### DIRECTIONS
Among the lines below, return each one that contains the word "this".

[Dataset rows for apps and sites]
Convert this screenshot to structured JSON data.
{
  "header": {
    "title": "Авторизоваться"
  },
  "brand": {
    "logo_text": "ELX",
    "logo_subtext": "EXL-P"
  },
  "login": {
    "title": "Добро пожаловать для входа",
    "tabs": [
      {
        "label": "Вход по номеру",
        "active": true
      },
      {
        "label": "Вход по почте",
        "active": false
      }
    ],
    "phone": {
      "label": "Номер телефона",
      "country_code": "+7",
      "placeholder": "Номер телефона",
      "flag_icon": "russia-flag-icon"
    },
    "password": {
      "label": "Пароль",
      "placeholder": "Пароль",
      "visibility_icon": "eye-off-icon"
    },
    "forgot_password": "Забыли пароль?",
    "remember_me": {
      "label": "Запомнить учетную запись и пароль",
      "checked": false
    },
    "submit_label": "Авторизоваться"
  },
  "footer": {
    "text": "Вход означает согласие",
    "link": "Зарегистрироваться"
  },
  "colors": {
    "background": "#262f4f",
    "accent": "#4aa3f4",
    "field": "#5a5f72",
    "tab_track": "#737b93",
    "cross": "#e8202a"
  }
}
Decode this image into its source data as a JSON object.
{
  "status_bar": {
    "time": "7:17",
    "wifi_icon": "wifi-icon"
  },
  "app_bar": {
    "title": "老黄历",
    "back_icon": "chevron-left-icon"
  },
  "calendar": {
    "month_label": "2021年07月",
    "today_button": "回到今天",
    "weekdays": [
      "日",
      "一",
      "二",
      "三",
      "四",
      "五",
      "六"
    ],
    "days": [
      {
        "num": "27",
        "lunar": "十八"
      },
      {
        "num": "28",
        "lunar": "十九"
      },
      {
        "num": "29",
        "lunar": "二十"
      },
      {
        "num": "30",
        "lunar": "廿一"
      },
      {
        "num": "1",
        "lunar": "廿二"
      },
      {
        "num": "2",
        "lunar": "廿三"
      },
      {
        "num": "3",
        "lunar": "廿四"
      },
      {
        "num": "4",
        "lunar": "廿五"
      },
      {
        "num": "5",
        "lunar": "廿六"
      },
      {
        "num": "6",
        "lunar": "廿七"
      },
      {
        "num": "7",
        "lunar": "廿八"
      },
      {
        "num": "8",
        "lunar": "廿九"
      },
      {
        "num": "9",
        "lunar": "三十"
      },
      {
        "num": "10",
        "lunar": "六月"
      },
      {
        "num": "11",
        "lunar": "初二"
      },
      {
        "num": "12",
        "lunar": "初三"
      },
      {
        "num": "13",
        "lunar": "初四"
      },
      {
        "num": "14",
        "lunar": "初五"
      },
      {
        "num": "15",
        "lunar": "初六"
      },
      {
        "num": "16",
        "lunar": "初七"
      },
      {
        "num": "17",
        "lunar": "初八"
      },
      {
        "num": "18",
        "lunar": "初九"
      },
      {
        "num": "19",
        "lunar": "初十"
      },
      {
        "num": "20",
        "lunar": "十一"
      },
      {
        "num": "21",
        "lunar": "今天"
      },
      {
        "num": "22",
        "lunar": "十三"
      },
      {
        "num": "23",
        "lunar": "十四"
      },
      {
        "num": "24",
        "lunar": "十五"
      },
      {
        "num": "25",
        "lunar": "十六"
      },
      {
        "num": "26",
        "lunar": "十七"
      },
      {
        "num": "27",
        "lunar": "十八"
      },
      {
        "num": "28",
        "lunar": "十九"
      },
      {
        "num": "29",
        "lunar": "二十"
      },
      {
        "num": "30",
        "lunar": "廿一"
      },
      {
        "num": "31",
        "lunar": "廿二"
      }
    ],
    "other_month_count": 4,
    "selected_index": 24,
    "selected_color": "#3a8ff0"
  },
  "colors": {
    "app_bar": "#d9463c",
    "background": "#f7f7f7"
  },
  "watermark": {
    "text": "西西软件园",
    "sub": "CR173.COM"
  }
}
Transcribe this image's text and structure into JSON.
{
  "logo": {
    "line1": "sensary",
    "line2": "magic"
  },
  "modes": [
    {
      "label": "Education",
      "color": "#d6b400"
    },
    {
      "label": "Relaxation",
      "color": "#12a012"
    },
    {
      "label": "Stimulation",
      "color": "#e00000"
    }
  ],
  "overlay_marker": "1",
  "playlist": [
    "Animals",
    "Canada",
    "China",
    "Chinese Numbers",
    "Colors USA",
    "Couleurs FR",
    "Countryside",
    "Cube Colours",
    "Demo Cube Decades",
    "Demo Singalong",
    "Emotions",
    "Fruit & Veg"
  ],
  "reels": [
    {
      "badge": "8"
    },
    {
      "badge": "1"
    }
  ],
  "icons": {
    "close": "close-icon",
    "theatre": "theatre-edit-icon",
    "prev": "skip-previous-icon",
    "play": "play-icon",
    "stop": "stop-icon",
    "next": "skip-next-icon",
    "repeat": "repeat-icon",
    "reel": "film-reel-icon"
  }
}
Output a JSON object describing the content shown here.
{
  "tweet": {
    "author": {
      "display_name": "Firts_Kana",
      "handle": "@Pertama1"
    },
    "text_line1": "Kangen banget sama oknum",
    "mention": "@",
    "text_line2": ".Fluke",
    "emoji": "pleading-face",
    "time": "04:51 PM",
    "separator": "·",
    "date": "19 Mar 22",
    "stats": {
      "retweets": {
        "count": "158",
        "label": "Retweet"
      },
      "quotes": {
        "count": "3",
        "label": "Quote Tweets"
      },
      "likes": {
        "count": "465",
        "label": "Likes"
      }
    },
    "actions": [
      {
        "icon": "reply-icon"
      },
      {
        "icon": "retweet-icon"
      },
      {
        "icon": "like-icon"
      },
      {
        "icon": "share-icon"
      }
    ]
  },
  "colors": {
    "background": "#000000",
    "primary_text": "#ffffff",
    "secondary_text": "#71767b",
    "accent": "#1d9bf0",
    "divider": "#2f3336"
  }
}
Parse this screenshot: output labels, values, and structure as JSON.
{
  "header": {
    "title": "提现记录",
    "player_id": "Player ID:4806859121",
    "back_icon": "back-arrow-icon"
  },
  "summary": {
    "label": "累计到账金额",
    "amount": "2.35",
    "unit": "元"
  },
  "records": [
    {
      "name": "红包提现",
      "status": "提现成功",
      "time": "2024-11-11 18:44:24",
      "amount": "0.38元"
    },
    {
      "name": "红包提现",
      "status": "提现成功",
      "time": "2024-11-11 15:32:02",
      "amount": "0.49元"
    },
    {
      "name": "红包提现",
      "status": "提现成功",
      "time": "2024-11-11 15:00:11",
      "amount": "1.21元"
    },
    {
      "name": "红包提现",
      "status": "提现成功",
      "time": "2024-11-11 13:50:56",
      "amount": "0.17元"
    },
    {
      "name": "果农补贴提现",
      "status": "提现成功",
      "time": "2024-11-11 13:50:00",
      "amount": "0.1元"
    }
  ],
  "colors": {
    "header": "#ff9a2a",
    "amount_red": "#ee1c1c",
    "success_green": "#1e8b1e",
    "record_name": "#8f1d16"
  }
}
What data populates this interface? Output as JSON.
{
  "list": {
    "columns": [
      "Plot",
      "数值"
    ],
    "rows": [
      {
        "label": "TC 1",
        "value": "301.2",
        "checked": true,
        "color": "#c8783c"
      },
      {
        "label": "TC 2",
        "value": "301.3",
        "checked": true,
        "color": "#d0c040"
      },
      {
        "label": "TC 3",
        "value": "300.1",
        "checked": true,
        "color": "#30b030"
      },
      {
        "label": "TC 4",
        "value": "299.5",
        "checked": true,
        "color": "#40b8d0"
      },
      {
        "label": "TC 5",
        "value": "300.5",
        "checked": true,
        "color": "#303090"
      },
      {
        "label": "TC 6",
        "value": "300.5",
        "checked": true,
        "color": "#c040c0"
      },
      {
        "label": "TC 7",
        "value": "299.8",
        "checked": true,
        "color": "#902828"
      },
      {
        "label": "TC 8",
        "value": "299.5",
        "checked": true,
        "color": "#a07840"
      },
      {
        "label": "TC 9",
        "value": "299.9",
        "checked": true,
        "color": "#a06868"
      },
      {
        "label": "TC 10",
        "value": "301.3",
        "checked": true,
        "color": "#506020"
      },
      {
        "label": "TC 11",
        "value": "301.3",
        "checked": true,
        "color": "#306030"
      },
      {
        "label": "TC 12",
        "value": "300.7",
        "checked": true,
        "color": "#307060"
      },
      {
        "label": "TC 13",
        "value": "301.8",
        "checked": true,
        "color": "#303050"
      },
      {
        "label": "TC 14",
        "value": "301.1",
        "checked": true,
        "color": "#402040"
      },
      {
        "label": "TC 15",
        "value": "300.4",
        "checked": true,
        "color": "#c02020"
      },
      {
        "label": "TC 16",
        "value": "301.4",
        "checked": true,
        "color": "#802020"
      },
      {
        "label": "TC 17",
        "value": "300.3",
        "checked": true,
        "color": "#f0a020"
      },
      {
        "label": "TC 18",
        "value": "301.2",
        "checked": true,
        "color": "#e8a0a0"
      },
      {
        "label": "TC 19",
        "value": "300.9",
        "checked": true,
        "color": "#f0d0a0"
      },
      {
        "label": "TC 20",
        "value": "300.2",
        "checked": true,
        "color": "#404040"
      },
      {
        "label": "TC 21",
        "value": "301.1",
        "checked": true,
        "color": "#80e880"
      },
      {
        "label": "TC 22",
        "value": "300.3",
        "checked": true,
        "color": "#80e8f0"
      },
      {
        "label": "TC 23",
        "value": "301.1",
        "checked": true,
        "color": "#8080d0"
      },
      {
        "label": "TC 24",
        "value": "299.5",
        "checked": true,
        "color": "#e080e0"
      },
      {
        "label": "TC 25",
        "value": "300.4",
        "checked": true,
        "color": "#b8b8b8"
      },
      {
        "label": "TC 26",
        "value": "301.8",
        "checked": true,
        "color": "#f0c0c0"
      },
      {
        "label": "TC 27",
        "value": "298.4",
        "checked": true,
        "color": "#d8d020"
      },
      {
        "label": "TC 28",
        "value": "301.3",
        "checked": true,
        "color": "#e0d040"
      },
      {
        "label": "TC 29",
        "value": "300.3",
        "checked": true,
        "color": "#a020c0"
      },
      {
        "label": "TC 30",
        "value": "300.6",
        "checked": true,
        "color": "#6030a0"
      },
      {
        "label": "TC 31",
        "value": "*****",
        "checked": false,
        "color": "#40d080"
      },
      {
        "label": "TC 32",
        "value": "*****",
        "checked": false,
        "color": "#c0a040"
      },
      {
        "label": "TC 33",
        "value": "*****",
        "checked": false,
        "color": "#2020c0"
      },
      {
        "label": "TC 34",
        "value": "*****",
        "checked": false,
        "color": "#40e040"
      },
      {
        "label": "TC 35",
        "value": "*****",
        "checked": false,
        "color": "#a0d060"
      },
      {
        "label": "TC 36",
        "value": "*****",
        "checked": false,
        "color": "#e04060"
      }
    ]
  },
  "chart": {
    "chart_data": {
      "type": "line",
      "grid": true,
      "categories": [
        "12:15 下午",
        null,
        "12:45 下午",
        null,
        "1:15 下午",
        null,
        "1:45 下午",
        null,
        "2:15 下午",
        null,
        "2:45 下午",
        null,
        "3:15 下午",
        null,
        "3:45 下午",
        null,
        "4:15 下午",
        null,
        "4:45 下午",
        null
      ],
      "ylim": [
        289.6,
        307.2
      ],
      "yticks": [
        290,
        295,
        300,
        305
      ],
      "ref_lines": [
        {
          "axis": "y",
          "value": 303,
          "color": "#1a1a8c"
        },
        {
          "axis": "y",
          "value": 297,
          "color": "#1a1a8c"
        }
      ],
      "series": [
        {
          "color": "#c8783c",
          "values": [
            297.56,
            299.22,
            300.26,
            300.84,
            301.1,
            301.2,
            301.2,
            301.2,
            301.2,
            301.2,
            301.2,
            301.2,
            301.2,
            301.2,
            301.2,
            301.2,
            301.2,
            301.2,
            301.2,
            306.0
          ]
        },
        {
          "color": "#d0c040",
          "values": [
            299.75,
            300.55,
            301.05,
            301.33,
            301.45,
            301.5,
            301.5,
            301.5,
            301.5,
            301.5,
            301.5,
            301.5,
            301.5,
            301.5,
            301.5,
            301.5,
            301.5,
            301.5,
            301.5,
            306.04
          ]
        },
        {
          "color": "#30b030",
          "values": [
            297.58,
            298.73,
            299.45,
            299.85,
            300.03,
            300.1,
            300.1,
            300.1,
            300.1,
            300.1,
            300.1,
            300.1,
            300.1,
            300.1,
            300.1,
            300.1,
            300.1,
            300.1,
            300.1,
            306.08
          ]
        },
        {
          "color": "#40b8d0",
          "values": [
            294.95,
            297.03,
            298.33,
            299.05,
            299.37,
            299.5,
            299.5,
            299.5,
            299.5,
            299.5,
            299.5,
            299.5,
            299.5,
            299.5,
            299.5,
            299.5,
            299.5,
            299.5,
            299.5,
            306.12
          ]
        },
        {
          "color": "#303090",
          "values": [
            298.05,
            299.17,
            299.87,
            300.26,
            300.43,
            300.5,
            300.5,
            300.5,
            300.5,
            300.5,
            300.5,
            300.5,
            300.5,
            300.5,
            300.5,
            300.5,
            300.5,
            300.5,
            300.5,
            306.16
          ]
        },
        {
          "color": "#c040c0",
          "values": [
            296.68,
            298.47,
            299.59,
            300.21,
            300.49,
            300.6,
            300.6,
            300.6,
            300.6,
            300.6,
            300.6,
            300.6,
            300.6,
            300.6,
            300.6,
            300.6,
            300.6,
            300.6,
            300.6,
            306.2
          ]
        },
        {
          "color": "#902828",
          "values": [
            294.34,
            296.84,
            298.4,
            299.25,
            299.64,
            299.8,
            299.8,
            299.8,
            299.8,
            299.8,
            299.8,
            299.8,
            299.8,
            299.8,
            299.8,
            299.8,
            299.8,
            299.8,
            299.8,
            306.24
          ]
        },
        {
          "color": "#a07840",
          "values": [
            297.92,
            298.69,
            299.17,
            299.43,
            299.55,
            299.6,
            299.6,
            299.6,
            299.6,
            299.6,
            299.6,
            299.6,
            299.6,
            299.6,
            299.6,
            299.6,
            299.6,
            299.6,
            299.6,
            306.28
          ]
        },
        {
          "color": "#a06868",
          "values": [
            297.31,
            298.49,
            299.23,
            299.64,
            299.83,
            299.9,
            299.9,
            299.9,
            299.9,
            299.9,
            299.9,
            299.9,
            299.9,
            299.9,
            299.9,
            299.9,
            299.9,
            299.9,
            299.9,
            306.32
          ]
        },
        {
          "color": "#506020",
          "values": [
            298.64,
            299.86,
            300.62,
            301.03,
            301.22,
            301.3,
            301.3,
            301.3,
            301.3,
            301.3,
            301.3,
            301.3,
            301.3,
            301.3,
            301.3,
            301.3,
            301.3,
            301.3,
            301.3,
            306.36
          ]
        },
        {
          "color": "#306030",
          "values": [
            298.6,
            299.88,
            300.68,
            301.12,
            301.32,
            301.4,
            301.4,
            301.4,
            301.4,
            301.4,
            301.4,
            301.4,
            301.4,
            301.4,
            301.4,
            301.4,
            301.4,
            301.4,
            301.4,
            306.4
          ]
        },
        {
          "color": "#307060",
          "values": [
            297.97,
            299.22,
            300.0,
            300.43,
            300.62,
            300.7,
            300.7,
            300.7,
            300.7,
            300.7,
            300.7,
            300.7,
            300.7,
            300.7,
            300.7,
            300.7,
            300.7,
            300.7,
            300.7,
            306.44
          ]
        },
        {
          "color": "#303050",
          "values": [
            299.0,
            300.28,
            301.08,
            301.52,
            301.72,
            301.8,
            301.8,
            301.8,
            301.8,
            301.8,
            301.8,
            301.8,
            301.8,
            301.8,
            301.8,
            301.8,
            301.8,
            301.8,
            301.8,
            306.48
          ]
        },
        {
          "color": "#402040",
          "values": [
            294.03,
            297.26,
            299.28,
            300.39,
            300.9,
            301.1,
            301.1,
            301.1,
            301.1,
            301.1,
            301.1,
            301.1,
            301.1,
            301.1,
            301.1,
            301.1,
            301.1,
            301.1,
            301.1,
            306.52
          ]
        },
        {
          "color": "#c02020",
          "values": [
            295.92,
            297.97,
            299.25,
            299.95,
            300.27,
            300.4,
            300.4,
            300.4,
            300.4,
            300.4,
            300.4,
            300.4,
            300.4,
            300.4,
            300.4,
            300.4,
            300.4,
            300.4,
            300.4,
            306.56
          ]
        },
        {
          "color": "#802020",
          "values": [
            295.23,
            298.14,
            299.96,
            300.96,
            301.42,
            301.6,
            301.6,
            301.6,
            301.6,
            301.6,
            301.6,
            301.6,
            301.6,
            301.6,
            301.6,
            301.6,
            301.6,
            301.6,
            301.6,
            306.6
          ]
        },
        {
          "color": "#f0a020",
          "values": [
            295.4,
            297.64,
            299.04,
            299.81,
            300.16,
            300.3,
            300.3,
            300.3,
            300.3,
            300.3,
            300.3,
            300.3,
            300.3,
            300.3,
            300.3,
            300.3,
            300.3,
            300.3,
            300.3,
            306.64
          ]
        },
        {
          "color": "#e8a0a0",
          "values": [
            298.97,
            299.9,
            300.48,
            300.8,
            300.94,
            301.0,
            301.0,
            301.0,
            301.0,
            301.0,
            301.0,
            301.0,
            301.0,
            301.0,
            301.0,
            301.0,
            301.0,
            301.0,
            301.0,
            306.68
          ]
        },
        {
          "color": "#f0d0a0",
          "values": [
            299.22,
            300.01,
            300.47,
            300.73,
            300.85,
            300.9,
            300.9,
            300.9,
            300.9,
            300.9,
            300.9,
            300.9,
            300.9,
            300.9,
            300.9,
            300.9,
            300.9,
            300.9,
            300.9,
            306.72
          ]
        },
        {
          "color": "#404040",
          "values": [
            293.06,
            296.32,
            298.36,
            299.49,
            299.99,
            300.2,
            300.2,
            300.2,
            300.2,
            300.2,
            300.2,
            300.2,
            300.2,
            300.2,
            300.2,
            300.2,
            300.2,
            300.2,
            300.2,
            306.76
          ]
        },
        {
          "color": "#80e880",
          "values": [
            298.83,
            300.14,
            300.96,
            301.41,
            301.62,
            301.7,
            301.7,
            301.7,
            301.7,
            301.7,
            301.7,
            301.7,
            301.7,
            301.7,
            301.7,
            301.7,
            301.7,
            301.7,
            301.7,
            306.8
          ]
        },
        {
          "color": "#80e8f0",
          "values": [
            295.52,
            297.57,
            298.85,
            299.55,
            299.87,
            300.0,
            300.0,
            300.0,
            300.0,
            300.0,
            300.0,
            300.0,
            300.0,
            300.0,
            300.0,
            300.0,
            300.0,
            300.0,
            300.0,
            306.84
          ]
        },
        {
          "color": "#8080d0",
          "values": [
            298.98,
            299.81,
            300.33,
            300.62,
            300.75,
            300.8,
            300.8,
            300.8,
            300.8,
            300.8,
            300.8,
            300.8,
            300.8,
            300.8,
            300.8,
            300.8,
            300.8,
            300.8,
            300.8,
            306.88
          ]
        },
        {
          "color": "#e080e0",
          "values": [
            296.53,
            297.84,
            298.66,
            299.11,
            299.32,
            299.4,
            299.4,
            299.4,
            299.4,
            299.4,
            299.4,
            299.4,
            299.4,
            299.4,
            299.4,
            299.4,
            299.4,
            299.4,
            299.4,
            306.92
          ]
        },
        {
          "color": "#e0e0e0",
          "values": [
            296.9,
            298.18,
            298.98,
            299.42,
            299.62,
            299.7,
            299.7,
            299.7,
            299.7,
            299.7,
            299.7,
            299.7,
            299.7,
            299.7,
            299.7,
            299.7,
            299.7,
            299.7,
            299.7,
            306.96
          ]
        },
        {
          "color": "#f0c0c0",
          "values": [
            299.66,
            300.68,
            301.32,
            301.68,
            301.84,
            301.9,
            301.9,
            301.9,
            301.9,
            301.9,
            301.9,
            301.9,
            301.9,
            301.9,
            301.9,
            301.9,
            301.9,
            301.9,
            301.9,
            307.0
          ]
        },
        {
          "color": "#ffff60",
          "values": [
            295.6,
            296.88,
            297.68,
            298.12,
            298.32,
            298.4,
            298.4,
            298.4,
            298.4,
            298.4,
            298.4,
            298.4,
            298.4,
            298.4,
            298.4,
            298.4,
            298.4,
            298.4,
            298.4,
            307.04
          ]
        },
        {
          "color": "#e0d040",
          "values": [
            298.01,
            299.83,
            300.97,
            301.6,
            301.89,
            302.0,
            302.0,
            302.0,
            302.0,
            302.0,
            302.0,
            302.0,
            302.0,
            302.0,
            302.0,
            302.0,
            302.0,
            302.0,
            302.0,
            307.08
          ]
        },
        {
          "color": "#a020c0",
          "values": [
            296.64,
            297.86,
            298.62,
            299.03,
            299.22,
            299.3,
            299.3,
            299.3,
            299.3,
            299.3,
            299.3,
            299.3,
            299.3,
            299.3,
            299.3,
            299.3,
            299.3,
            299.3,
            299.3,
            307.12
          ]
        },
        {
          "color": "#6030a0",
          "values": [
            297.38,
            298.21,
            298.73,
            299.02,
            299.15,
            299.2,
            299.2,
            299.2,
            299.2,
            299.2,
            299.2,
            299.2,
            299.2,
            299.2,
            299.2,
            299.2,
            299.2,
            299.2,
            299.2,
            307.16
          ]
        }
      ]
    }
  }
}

### SOLVED PROBLEM
Convert this screenshot to structured JSON data.
Decode this image into its source data as a JSON object.
Transcribe this image's text and structure into JSON.
Parse this screenshot: output labels, values, and structure as JSON.
What data populates this interface? Output as JSON.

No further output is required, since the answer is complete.